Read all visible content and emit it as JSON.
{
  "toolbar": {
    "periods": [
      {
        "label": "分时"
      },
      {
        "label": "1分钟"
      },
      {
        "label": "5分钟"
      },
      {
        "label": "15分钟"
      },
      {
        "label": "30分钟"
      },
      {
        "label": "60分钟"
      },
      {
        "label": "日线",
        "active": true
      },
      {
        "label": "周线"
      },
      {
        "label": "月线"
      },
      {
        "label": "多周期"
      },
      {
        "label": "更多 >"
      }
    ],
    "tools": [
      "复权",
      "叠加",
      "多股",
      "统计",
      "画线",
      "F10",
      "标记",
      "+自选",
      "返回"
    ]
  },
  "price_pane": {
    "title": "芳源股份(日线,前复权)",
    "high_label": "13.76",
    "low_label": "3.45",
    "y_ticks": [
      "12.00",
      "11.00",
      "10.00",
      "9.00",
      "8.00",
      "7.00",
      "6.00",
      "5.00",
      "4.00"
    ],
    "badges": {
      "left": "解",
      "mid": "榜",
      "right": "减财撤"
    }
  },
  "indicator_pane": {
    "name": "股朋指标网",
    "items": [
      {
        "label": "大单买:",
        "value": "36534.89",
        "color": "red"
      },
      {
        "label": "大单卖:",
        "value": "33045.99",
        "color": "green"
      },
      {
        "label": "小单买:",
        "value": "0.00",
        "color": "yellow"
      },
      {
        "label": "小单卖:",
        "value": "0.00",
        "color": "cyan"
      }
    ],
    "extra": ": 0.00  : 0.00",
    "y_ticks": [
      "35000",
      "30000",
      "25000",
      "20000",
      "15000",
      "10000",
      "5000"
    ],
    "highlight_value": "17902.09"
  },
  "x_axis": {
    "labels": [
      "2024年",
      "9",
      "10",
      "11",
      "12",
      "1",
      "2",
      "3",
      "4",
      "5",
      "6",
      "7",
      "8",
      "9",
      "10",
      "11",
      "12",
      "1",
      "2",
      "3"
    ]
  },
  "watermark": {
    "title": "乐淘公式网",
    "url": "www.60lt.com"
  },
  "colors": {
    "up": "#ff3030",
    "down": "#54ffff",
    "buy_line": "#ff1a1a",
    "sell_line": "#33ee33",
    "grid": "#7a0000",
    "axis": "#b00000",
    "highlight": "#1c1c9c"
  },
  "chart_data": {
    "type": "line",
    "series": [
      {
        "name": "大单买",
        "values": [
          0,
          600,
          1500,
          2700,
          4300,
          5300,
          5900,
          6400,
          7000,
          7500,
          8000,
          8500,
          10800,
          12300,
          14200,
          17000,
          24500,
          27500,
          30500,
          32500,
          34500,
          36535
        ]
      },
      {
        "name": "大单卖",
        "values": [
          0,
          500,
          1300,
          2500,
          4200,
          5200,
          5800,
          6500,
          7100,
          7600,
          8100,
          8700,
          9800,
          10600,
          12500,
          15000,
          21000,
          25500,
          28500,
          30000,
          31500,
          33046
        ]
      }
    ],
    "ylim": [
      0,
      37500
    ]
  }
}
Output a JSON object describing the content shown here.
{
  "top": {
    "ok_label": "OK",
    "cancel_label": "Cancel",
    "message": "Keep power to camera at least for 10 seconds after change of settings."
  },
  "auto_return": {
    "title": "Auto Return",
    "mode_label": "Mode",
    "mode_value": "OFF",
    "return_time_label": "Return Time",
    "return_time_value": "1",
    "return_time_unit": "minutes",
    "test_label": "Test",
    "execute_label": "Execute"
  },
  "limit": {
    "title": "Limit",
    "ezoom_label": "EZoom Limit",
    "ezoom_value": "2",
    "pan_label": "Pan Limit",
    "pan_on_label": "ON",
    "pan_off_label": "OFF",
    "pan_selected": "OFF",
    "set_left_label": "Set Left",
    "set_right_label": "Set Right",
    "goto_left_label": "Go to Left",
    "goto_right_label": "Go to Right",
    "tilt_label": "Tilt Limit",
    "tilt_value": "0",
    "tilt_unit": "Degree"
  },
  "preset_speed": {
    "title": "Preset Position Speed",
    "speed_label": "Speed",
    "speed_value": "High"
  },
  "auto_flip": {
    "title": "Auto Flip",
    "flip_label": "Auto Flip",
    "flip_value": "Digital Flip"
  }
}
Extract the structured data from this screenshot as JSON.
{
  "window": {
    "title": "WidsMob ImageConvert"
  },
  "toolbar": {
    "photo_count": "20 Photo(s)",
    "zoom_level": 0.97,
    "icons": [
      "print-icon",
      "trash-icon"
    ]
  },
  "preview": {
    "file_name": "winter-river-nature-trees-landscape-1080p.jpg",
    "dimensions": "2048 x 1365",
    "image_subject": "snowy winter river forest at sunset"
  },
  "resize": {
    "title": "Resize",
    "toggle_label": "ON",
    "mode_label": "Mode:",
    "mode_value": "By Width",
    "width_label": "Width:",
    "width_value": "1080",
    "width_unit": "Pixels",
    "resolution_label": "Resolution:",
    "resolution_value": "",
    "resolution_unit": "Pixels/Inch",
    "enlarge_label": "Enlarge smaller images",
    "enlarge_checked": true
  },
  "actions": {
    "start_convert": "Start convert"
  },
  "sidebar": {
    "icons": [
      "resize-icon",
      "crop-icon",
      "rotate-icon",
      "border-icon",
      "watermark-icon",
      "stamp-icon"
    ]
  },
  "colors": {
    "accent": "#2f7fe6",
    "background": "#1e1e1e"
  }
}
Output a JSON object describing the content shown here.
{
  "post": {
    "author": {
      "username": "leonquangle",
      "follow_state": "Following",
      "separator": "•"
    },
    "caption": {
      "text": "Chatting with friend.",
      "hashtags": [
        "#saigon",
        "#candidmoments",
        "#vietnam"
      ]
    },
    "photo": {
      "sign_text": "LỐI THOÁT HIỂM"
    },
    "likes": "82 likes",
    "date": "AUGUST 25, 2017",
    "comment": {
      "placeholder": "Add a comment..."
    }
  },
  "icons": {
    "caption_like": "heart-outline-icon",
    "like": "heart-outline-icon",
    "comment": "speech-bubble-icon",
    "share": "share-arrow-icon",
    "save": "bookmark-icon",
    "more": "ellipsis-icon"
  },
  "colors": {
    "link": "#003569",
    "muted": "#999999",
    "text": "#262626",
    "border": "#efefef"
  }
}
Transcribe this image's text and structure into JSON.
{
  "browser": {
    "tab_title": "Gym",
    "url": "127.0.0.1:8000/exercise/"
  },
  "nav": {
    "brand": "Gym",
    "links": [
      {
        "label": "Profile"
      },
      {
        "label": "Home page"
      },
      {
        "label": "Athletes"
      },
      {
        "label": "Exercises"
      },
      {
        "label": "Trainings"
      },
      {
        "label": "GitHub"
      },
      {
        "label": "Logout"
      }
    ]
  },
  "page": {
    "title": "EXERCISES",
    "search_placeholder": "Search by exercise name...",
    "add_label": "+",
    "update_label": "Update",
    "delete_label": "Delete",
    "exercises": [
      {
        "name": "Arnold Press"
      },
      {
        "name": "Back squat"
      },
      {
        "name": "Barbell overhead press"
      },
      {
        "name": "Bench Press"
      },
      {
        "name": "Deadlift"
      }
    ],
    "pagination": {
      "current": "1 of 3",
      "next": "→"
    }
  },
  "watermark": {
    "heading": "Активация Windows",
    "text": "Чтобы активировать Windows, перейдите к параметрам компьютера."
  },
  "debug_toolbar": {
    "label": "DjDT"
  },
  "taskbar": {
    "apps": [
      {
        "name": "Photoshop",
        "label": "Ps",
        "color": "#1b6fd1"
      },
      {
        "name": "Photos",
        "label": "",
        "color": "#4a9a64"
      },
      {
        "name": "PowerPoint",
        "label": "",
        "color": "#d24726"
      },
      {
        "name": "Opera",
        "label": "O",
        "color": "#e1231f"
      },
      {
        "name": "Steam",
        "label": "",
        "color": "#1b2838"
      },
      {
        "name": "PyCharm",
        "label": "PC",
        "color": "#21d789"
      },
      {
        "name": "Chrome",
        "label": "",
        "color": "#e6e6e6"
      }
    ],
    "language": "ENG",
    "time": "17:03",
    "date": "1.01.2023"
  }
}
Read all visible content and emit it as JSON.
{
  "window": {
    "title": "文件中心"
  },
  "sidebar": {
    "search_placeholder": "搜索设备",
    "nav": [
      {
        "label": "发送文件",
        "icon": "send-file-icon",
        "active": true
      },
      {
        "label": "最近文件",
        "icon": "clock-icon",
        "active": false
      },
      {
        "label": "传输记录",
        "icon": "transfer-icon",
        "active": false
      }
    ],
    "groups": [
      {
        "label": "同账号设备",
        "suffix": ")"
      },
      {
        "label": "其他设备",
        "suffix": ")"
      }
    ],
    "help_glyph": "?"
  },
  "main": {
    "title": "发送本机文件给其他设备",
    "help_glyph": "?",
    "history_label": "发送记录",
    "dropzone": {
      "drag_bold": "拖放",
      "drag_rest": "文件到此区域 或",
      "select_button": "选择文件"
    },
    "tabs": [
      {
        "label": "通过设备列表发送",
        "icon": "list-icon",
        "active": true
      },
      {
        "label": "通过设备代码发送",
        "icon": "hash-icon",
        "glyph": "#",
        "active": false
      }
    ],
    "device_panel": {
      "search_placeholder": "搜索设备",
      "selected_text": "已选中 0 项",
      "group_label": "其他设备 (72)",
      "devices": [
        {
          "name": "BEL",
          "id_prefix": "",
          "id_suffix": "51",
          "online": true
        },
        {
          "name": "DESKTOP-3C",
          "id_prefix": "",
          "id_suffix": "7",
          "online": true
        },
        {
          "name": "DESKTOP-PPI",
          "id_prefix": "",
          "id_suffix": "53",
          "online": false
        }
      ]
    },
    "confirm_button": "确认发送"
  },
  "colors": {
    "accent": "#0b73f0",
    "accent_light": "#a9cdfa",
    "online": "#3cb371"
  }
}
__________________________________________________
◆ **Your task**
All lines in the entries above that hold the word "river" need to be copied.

◆ **Task solution**
    "file_name": "winter-river-nature-trees-landscape-1080p.jpg",
    "image_subject": "snowy winter river forest at sunset"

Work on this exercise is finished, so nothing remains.